How to check for a County Court Judgment (CCJ) online

The TrustOnline website allows the public to check for any County Court Judgements that have been issued against them. This resource is run by the Registry Trust, a not-for-profit organisation that collects and stores information from local county courts in England, Wales and Scotland.

By visiting the TrustOnline website, individuals can search for any CCJs that have been issued against them by entering their name, date of birth and postcode. The site will then provide a results list with information about the County Court Judgement (including its amount, date, court location and more). It also allows individuals to challenge incorrect or outdated information on the register by filing an objection online.

Can I get a CCJ without knowing?

Getting a County Court Judgement (CCJ) without knowing is possible. This can happen if you have an outstanding debt that you haven’t been able to resolve with your creditor or lender.

In such cases, the creditor or lender will usually try and contact you several times to recover the debt, but if all attempts fail, they may decide to take legal action and issue a CCJ against you.

If this happens without your knowledge, it is likely that the CCJ will show up when you next check your credit report, as it is added to the public register of judgments and orders. It’s therefore important to regularly check your credit report to ensure all the information there is correct and up-to-date.

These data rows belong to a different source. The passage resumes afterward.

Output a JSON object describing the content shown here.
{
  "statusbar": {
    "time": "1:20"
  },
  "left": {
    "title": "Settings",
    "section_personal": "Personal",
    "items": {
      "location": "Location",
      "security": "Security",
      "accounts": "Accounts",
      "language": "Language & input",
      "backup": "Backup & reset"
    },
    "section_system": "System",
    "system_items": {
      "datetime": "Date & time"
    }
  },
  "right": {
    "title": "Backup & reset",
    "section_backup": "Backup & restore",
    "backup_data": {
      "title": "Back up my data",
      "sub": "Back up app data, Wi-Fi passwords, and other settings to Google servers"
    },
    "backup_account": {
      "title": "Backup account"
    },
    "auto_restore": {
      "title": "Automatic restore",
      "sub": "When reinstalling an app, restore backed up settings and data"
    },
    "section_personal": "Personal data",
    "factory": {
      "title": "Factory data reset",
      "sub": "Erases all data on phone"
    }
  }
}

Can I remove a CCJ from my credit report?

Your credit report will remain tainted by a CCJ for six years from the date it was issued, regardless of whether or not you have paid off the debt. However, if you have paid off the debt in full within one month of the CCJ being issued, then you may be able to apply for this to be “satisfied” and removed from your credit report.

To do this, you must contact the court where the CCJ was issued and provide proof of payment. You can then ask for a ‘Certificate of Satisfaction’, which should be sent to each of the three credit reference agencies to get the CCJ removed from your credit report.

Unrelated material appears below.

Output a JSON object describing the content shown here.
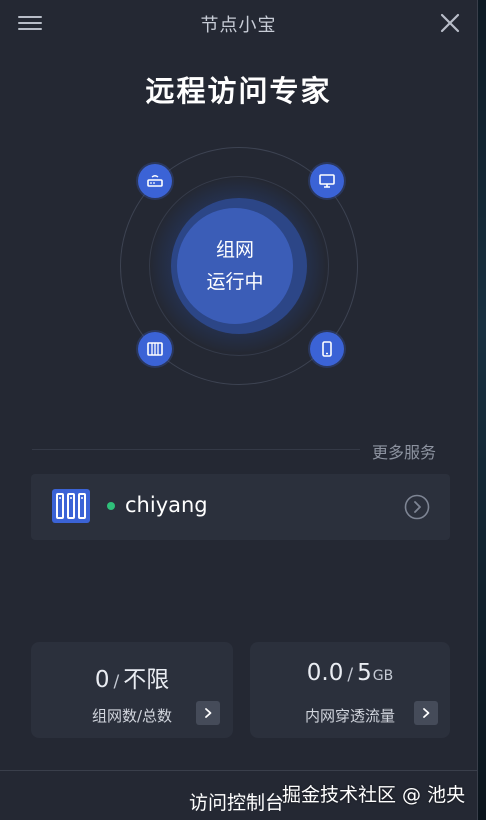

Paying the CCJ in full within a month

Paying a County Court Judgement (CCJ) in full within one month will mean it doesn’t appear on your credit report. After all, the CCJ will remain on your public record for six years, even after you’ve repaid the debt, so it’s best to take action as soon as possible. When paying the CCJ in full, you should always make sure to keep a record of your payment and get proof from the court that it has been paid – this may take the form of a ‘Certificate of Satisfaction’ or an acknowledgement letter from the court. You can then use this to contact the three credit reference agencies and have the CCJ removed from your credit report.

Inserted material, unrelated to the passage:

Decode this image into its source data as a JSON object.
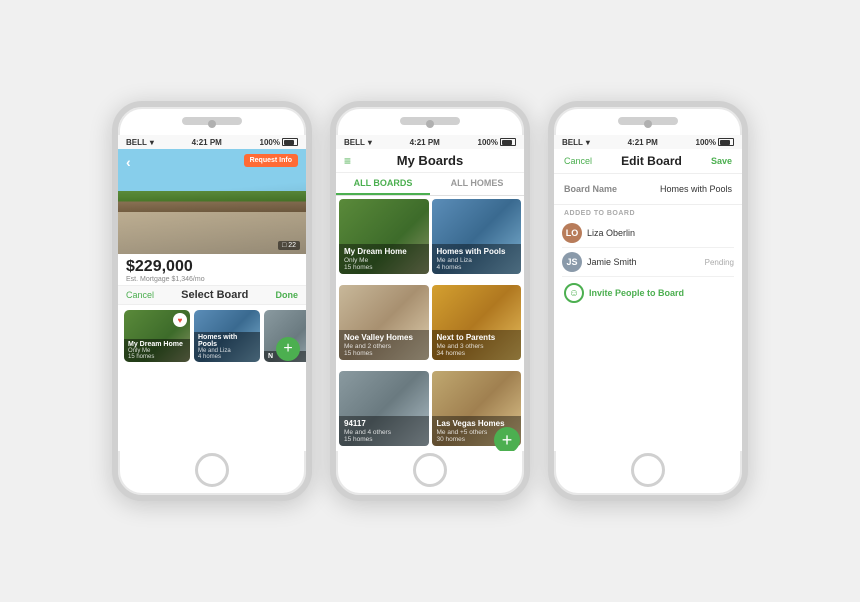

Paying the CCJ in full after 30 days

Paying a County Court Judgement (CCJ) in full after 30 days can still positively impact your credit score. Although the CCJ will remain on your public record for six years, paying it off within this time period will show lenders that you are taking responsibility for your debt. It also demonstrates that you can manage your finances, which can help increase your credit score in the long run.

Setting aside the judgement

Setting aside a County Court Judgement (CCJ) can be done if you believe there are valid reasons why it shouldn’t have been issued in the first place. This includes if the debt has already been paid, if you weren’t properly served court papers or if the amount of money being claimed is wrong.

Waiting six years

Waiting six years for a County Court Judgement (CCJ) to fall off your credit report can be long, but it is the only way to remove the negative impact on your credit score. During this time, lenders will consider the CCJ when assessing your creditworthiness, so it’s important to ensure that your credit score is kept in a good state. This means making all your payments on time and keeping any outstanding debts to a minimum.

Additionally, you should check your credit report regularly – at least once every four months – to ensure the CCJ has been removed as soon as it expires.